INSTRUCTIONS FOR THE TASK - Search the entries for the word "total". Copy every line that holds it.

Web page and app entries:
-*-*-
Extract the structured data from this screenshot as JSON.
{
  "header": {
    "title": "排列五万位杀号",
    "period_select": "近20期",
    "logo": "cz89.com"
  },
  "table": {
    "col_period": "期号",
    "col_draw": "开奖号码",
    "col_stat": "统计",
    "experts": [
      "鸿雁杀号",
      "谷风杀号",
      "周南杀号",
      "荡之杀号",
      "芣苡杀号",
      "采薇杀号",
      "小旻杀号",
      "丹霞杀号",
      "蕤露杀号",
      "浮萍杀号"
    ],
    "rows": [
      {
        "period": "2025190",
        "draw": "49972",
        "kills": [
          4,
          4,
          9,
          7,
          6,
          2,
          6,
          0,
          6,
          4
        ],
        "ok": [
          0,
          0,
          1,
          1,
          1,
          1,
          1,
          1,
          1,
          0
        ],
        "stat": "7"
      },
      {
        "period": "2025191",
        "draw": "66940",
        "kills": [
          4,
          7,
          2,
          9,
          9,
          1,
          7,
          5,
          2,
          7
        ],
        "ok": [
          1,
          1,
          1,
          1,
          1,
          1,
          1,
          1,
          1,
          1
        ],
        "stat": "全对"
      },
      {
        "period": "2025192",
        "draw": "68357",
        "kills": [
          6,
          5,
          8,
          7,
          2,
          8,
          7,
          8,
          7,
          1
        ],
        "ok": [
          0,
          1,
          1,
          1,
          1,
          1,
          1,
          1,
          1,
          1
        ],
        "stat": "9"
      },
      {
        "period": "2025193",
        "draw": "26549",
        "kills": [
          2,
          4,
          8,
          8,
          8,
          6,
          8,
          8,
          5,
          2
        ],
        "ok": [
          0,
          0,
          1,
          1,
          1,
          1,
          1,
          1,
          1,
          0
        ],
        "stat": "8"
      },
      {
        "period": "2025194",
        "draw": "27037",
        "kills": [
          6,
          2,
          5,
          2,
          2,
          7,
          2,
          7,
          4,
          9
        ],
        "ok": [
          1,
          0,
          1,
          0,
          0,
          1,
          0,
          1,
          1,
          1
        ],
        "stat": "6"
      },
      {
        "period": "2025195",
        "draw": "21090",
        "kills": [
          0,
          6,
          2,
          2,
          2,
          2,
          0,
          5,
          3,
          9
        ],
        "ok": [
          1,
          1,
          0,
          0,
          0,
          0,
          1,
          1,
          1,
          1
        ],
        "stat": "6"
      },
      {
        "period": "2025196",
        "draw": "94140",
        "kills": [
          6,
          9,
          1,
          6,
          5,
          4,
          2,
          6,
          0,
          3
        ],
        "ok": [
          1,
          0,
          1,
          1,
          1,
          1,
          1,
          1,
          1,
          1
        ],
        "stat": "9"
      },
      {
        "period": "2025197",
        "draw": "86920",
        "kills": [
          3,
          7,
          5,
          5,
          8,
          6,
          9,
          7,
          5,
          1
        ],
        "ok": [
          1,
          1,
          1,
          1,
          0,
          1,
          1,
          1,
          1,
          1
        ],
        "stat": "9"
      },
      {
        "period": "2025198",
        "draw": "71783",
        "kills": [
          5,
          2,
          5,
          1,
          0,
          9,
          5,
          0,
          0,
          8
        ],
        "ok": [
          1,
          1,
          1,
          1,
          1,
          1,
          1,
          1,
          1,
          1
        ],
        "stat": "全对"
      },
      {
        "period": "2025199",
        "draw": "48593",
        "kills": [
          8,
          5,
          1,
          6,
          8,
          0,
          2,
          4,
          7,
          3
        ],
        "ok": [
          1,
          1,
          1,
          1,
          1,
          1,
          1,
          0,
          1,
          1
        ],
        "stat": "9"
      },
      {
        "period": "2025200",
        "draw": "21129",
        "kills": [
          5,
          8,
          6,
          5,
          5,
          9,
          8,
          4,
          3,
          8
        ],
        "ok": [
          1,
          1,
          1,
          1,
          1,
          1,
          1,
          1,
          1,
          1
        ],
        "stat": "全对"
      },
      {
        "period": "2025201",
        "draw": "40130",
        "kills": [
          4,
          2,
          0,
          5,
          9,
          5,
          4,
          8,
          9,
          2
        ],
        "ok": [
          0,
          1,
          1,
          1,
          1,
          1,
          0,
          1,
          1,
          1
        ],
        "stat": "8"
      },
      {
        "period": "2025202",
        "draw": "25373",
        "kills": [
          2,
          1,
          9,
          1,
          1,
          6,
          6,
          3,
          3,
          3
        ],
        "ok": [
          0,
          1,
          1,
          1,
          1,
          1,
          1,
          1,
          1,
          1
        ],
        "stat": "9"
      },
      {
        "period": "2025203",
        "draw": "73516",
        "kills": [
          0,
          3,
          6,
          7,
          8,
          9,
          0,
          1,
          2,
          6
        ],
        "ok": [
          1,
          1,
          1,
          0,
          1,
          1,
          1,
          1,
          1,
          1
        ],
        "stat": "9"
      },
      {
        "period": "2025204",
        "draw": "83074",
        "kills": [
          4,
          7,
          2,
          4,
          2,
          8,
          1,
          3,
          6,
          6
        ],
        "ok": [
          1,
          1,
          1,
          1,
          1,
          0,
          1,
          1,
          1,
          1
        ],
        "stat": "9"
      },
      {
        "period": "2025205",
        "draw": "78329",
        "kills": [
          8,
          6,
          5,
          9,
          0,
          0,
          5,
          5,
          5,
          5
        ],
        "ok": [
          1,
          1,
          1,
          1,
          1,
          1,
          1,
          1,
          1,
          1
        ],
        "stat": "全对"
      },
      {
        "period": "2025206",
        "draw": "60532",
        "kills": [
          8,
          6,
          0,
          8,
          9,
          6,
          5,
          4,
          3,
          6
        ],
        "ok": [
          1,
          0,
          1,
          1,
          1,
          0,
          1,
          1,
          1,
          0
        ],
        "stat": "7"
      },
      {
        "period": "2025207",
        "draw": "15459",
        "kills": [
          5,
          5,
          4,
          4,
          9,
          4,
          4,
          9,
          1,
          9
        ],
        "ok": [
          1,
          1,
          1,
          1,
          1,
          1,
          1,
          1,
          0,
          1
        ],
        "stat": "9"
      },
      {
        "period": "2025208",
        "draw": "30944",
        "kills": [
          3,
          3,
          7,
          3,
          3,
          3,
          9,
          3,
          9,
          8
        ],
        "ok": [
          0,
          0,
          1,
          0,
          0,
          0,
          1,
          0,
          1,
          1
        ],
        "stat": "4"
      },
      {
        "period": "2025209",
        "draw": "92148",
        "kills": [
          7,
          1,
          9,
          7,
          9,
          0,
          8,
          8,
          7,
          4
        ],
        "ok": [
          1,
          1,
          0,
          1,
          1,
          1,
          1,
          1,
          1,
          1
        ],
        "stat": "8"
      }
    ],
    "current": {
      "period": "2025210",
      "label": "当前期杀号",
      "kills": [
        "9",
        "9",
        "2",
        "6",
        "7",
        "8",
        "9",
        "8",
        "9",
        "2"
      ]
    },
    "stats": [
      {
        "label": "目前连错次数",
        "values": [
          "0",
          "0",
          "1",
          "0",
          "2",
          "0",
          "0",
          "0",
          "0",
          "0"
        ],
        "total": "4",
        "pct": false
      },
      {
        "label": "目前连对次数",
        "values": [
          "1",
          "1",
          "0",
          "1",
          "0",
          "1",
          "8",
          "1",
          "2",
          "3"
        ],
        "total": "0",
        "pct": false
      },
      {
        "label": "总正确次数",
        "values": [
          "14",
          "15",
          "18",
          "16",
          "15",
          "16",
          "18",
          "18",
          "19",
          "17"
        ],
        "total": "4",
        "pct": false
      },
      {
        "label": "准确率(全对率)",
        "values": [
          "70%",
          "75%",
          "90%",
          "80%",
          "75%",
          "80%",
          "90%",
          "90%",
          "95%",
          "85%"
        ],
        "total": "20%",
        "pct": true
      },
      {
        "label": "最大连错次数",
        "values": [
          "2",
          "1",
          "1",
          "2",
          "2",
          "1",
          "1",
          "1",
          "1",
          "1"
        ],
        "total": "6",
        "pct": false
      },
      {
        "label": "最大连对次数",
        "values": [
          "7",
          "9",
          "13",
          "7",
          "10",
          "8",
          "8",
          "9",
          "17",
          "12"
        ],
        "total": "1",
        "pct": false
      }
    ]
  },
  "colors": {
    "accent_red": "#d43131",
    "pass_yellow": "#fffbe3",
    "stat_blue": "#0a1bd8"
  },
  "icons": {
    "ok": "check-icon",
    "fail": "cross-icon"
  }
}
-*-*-
TASK ANSWER -
        "total": "4",
        "total": "0",
        "total": "4",
        "total": "20%",
        "total": "6",
        "total": "1",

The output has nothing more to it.